There is one hand pump for water located near the info shelter.
The day-use/picnic area is west of the campground, also along the Similkameen. It features 19 tables and a 29 car parking lot. Many of the tables are spread out amidst two old growth Douglas fir which provide ample shade on hot days while the remainder are found along a strip of lawn shaded by smaller deciduous trees and overlooking the river. The lawn is not irrigated. There are two pit toilets, one of which is wheelchair accessible. There is no tap in the day-use area. Concrete stairs lead from the parking lot down to the river and a large beach of fine sand. After spring freshet when water levels are lower, the rocky bluffs that jut into the river create a quiet pool, perfect for swimming. The beach is quite large throughout the summer, though size varies with water level.
Pit or Flush Toilets
This park has 4 pit toilets in the campground and 2 pit toilets in the day-use area. There are no flush toilets.
Vehicle Accessible Camping
This park offers 17 vehicle accessible campsites. There are three pull-through sites but no doubles. Campsite reservations are accepted and first-come, first-served sites are available. If no staff are present, campers can self-register and put their fee in the self-registration vault. There is no fee in the off season. The sites are mid-sized and shaded by large Douglas fir, though the understory is sparse leaving the campground quite open and limiting privacy somewhat. Half of the sites are situated along the top of the river bank and the gravel pads have been raised above the surrounding terrain. The slope to the river is steep. The closest store is in Hedley, roughly 15 km east of the park, or Princeton, 21km west. The park has no phone.
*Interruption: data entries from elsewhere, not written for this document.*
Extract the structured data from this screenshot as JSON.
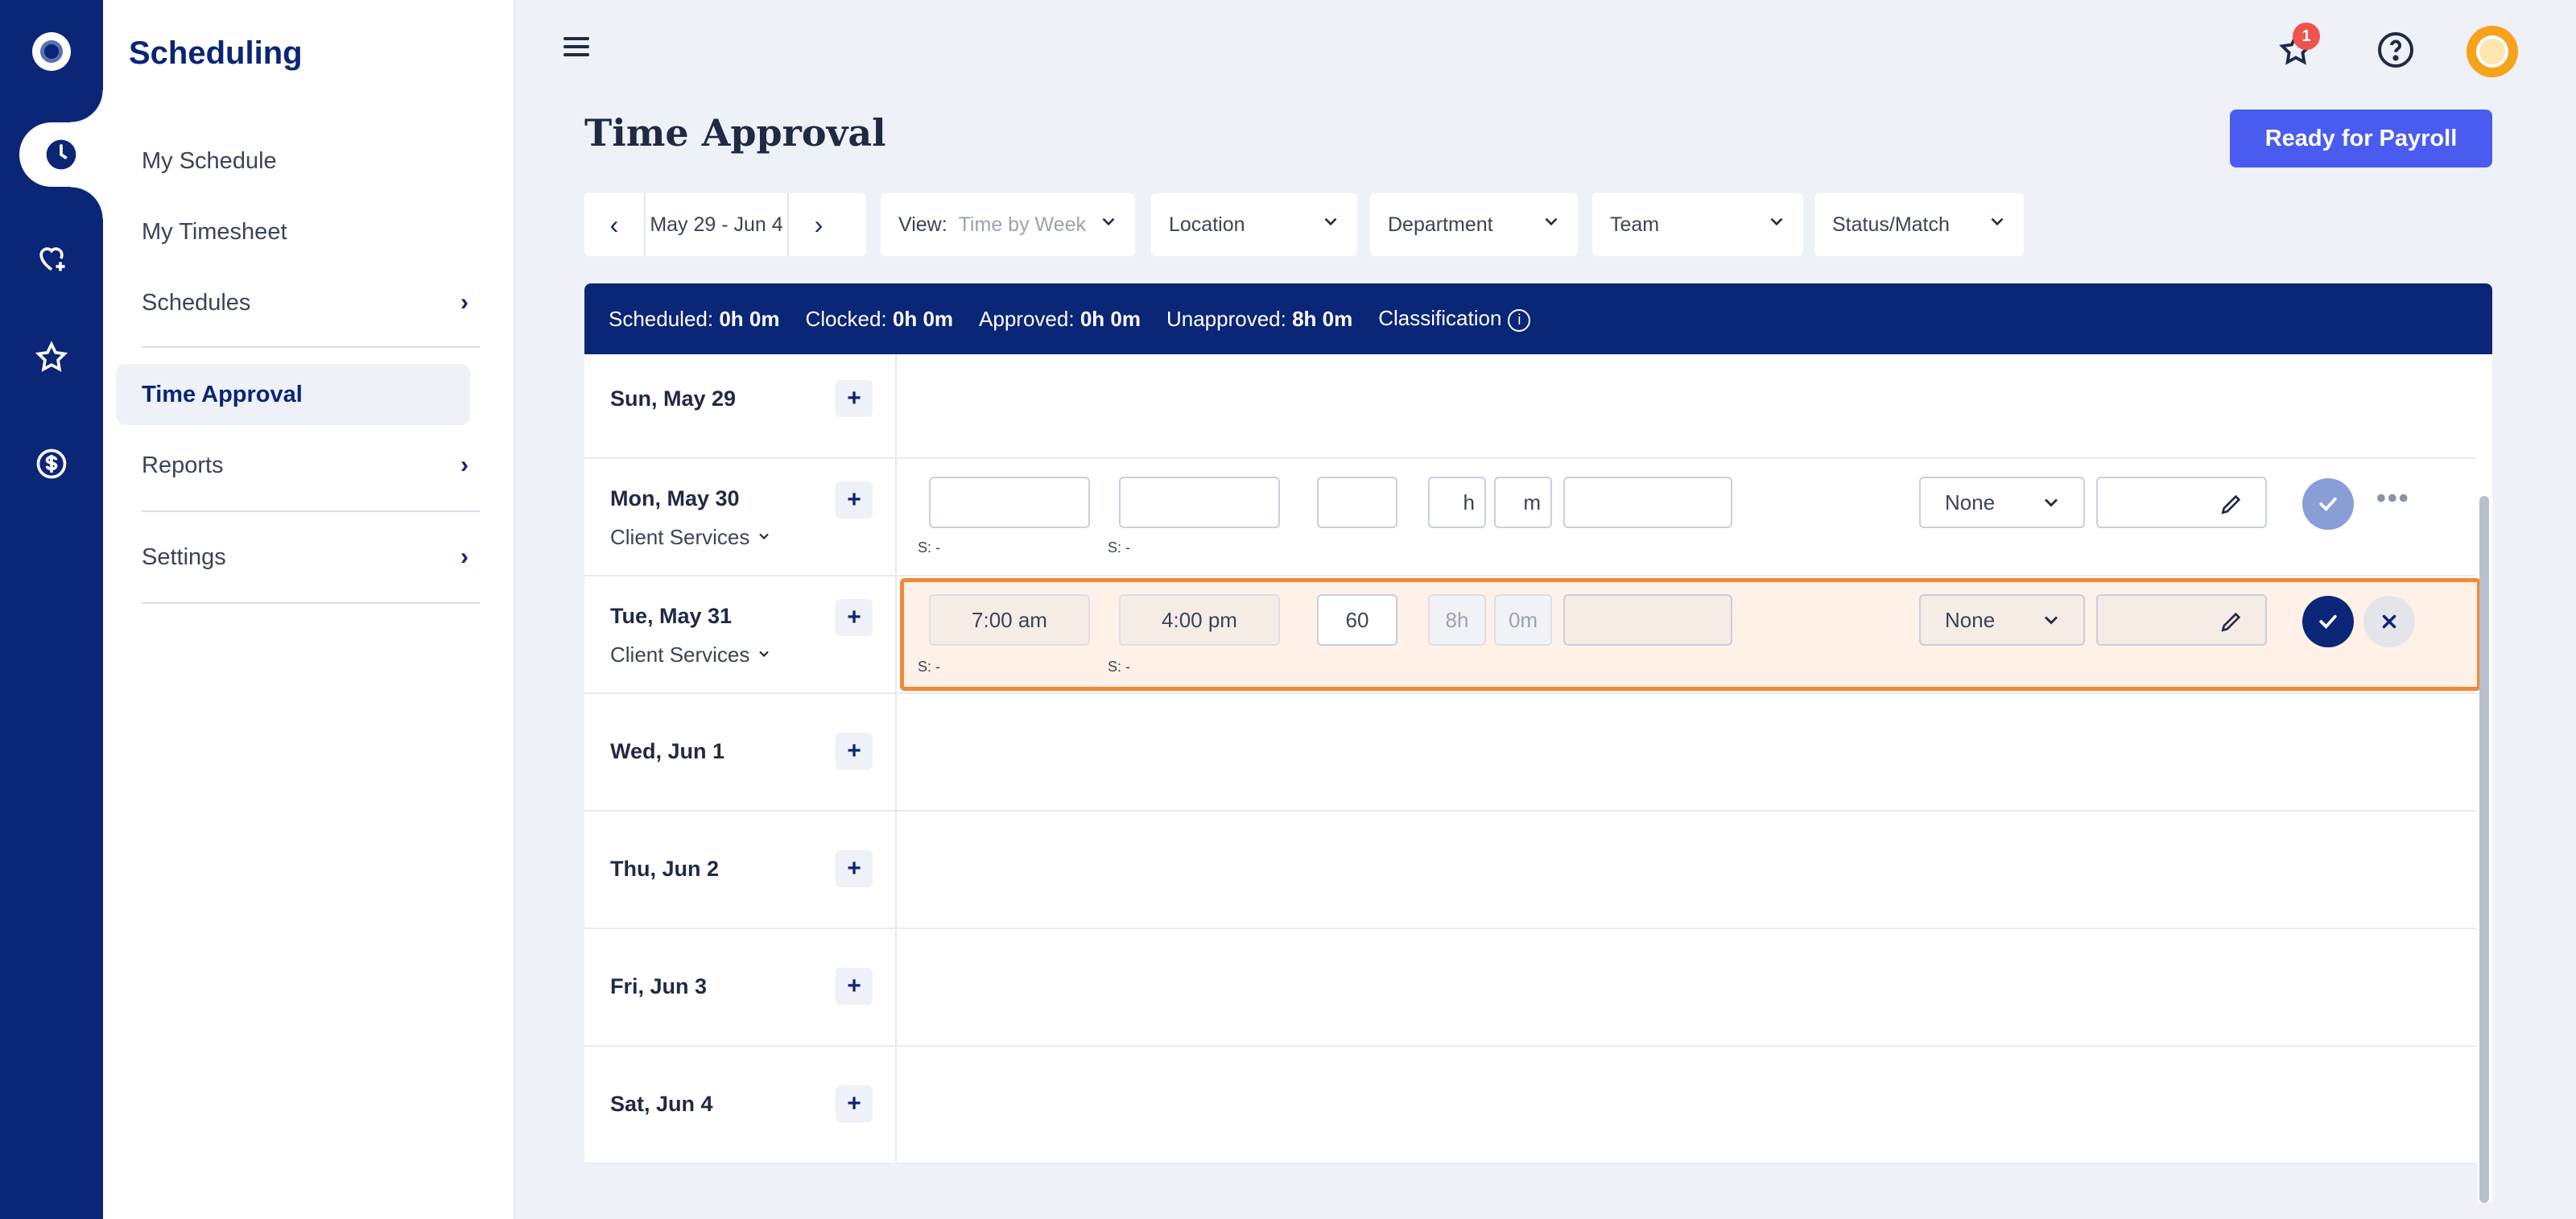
{
  "app": {
    "section_title": "Scheduling",
    "page_title": "Time Approval",
    "primary_action": "Ready for Payroll",
    "notification_count": "1"
  },
  "sidebar": {
    "items": [
      {
        "label": "My Schedule",
        "has_submenu": false
      },
      {
        "label": "My Timesheet",
        "has_submenu": false
      },
      {
        "label": "Schedules",
        "has_submenu": true
      },
      {
        "label": "Time Approval",
        "has_submenu": false,
        "active": true
      },
      {
        "label": "Reports",
        "has_submenu": true
      },
      {
        "label": "Settings",
        "has_submenu": true
      }
    ]
  },
  "rail": {
    "icons": [
      "logo-icon",
      "clock-icon",
      "heart-plus-icon",
      "star-icon",
      "dollar-icon"
    ]
  },
  "filters": {
    "date_range": "May 29 - Jun 4",
    "view_label": "View:",
    "view_value": "Time by Week",
    "location": "Location",
    "department": "Department",
    "team": "Team",
    "status": "Status/Match"
  },
  "summary": {
    "scheduled_label": "Scheduled:",
    "scheduled_value": "0h 0m",
    "clocked_label": "Clocked:",
    "clocked_value": "0h 0m",
    "approved_label": "Approved:",
    "approved_value": "0h 0m",
    "unapproved_label": "Unapproved:",
    "unapproved_value": "8h 0m",
    "classification_label": "Classification"
  },
  "days": [
    {
      "label": "Sun, May 29"
    },
    {
      "label": "Mon, May 30",
      "department": "Client Services"
    },
    {
      "label": "Tue, May 31",
      "department": "Client Services"
    },
    {
      "label": "Wed, Jun 1"
    },
    {
      "label": "Thu, Jun 2"
    },
    {
      "label": "Fri, Jun 3"
    },
    {
      "label": "Sat, Jun 4"
    }
  ],
  "entries": {
    "mon": {
      "start": "",
      "end": "",
      "break": "",
      "hours_suffix": "h",
      "minutes_suffix": "m",
      "note": "",
      "sched_start": "S:  -",
      "sched_end": "S:  -",
      "pay_type": "None"
    },
    "tue": {
      "start": "7:00 am",
      "end": "4:00 pm",
      "break": "60",
      "hours": "8h",
      "minutes": "0m",
      "note": "",
      "sched_start": "S:  -",
      "sched_end": "S:  -",
      "pay_type": "None"
    }
  },
  "plus_label": "+",
  "more_label": "•••",
  "colors": {
    "brand_navy": "#0b2577",
    "primary_button": "#4a5cf0",
    "edit_highlight_border": "#f08a36",
    "edit_highlight_bg": "#fff1e8",
    "badge": "#ef5350"
  }
}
Vehicle Accessible Camping Fee: $21.00 per party / night
BC Senior’s Rate (day after Labour Day to June 14 only): $10.50 per senior party/night. Read the User Fees Policy for information on Senior Camping Discounts.
One pit toilet in the campground and one in the day-use area are wheelchair accessible. Roads and paths to the pit toilets are paved.